Others to be inducted are: late Park City and Alpine Meadows ski business executive Nick Badami; late businessman and ski history enthusiast Mason Beekley, founder in 1991 of the International Skiing History Association; former ski racer, world speed record holder, coach, ski school director and journalist Dick Dorworth (a coach of Palmer’s on the USST during the 1970-71 season); Harry Leonard, skiing’s impresario, visionary and cheerleader during the 1960s and ’70s; freestyle Olympic silver medalist Joe Pack, one of the stars of the Salt Lake City Winter Olympics; and former World Cup racer and two-time Olympian Eva Twardokens, who in 1996 won the World Championship for technical skiing, a judged event.

The selection of the Class of 2011 was conducted by the U.S. Ski and Snowboard Hall of Fame’s National Selection Committee followed by a vote of over 100 skiing experts and enthusiasts who make up its national voting panel.

According to the website, www.skihall.com, the members of the U.S. National Ski and Snowboard Hall of Fame “represent the highest level of national achievement in America, featuring prominent athletes and snow sport builders whose accomplishments showcase American skiing and snowboarding.”

PAST VALLEY INDUCTEES

Gravink and Palmer join a distinguished list of fellow inductees who have had connections to Mount Washington Valley.

Other inductees from the valley include:

* Late 1939 American Inferno winner Toni Matt (1920-1989).

* Late ski school and ski shop founder Carroll P. Reed (1905-1995).

* Late first Eastern Slope Ski School director Benno Rybizka (1904-1992) of Austria.

* Late Austrian skimeister Hannes Schneider (1890-1955), founder of the Arlberg technique, ahis son, Herbert Schneider, 91, of Cranmore Mountain Resort.

For more information, visit www.skihall.com.

New Tradition-New Memories

In 1979 the UNH Ski Team started using the HOCH as its base for training camp.  In the beginning the alpine team stayed there alone. Then the nordic team joined so for about 11 years both squads were together.  The alpine team moved down near Attitash where they now stay (the house is called the BEAST).  The nordic team continued the tradition of the HOCH.

This winter the time we needed the HOCH did not fit into their calender so we found a new place. We will start (hopefully) a new tradition by staying at the ISAAC MERRILL HOUSE in North Conway. Check it out!  http://isaacmerrillhouse.com/

The Hoch has served us well but it is time to create new memories and stories.  I know some traditions will move come with us such as skits.  In the end new stories and memories will be created by the 2011-12 Nordic Team.

Many alumni have spent time at the Hoch.  A rough count includes

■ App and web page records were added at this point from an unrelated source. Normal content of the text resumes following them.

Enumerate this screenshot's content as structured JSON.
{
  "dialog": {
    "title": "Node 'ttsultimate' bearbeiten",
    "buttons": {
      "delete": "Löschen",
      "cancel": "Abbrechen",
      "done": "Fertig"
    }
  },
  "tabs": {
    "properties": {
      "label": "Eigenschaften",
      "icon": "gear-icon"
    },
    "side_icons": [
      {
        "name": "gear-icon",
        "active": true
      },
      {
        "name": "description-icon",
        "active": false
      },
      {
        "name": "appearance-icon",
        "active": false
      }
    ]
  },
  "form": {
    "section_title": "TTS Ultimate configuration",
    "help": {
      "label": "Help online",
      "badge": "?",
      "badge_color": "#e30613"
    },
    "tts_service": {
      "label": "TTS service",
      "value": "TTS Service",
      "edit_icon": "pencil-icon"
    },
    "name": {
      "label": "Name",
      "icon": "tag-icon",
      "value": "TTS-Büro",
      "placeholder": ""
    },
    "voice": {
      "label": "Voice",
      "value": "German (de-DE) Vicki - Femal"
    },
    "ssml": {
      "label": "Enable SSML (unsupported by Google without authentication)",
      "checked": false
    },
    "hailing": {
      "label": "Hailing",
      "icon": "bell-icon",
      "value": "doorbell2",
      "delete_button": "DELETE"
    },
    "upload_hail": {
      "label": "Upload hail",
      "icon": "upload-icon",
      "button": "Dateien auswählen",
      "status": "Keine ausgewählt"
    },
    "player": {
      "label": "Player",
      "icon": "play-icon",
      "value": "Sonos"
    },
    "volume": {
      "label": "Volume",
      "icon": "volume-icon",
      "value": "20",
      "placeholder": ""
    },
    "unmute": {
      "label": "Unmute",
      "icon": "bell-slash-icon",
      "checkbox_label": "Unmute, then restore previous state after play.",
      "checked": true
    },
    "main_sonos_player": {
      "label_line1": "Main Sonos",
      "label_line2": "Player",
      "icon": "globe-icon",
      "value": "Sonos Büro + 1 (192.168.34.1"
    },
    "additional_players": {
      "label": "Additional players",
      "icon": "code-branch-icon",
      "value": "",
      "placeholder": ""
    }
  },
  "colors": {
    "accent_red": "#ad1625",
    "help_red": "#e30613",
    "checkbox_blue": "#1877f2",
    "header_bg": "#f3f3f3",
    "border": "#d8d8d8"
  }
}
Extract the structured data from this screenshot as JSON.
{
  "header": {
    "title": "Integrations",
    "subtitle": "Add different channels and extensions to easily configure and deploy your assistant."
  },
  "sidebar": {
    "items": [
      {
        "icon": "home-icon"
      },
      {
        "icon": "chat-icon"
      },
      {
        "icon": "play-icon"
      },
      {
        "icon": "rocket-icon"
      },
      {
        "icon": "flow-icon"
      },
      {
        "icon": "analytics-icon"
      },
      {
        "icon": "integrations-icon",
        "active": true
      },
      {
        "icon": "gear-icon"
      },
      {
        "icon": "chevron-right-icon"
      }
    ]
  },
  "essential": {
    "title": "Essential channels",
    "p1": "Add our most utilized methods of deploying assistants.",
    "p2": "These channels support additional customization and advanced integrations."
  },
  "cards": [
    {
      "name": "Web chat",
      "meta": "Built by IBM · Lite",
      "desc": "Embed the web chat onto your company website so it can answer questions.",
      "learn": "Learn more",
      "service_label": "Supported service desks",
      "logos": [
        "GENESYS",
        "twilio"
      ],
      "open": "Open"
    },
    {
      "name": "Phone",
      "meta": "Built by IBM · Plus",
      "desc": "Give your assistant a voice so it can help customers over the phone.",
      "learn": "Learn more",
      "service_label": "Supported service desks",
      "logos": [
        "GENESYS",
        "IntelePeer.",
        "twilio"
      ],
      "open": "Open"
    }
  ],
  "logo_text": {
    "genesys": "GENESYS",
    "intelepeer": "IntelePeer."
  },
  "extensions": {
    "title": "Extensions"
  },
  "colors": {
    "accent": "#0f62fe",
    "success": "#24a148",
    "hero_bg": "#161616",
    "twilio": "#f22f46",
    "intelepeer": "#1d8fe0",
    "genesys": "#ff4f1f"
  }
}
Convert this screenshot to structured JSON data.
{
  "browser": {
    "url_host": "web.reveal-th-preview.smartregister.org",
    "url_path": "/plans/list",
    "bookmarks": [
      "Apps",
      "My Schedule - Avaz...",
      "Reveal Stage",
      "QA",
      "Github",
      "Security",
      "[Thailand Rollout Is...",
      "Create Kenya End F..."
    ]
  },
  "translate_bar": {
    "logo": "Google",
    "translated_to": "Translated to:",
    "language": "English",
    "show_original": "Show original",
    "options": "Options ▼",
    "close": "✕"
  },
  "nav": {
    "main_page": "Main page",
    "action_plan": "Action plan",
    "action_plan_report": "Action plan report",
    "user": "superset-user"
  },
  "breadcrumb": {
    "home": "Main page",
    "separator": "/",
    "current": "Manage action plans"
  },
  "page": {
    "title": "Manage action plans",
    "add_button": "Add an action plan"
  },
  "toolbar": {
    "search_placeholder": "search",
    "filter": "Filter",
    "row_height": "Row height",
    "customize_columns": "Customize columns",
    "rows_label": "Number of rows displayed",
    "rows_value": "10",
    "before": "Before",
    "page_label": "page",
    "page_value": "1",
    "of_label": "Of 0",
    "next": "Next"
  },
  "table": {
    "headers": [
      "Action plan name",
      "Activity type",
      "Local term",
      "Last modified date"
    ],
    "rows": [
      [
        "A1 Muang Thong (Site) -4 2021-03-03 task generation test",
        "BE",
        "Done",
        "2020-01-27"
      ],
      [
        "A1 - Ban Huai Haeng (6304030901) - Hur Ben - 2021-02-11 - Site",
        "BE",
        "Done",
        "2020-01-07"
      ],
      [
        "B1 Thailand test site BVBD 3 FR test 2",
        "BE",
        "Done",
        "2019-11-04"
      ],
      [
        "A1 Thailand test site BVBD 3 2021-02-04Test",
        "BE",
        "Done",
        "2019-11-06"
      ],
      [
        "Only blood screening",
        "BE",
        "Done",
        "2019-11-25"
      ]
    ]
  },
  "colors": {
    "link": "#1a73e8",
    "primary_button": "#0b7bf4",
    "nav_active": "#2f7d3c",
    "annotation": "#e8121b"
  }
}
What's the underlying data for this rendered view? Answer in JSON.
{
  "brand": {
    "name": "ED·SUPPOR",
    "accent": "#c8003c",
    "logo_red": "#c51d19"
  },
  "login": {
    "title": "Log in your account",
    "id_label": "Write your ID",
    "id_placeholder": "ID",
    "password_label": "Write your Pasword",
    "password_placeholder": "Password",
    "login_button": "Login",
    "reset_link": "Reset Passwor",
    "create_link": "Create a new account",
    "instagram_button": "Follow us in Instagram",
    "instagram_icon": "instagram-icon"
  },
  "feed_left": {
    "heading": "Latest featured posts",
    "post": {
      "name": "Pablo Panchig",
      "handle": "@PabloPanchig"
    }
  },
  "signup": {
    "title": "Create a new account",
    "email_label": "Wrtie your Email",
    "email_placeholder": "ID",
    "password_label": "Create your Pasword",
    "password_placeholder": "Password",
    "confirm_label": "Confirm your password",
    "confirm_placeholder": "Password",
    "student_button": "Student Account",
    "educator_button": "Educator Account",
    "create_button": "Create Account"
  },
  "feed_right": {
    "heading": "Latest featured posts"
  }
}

  • 225 alumni have experienced that Hoch
  • 1440 pounds of pasta was made
  • 720 gallons of milk
  • 1080 quarts of orange juice
  • one year of Cory’s life

If you want to share some of your memories please reply!